How many lines below contain the string "icon"? Reply with the figure and no further words.

App and web page records:
►

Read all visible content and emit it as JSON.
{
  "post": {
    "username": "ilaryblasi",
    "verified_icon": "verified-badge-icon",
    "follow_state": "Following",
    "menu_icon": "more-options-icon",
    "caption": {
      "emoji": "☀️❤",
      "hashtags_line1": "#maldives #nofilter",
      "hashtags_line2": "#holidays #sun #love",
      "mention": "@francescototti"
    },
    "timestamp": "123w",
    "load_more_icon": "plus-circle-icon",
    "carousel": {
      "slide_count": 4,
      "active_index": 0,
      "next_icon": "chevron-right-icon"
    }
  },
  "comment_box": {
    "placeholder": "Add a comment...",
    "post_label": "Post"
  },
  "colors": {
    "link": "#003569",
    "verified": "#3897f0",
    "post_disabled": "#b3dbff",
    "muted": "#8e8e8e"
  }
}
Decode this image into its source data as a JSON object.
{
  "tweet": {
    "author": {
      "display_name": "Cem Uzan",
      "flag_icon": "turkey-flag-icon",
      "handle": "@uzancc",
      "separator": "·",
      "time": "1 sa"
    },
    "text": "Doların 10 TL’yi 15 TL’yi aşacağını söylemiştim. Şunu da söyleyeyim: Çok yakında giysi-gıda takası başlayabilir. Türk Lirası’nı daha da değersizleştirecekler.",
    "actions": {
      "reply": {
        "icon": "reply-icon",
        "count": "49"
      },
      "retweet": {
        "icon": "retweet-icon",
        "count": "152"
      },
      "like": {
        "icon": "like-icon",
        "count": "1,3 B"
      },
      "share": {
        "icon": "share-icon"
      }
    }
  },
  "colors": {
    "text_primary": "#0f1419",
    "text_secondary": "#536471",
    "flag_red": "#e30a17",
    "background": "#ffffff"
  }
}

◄

» **EXERCISE OUTPUT**:
9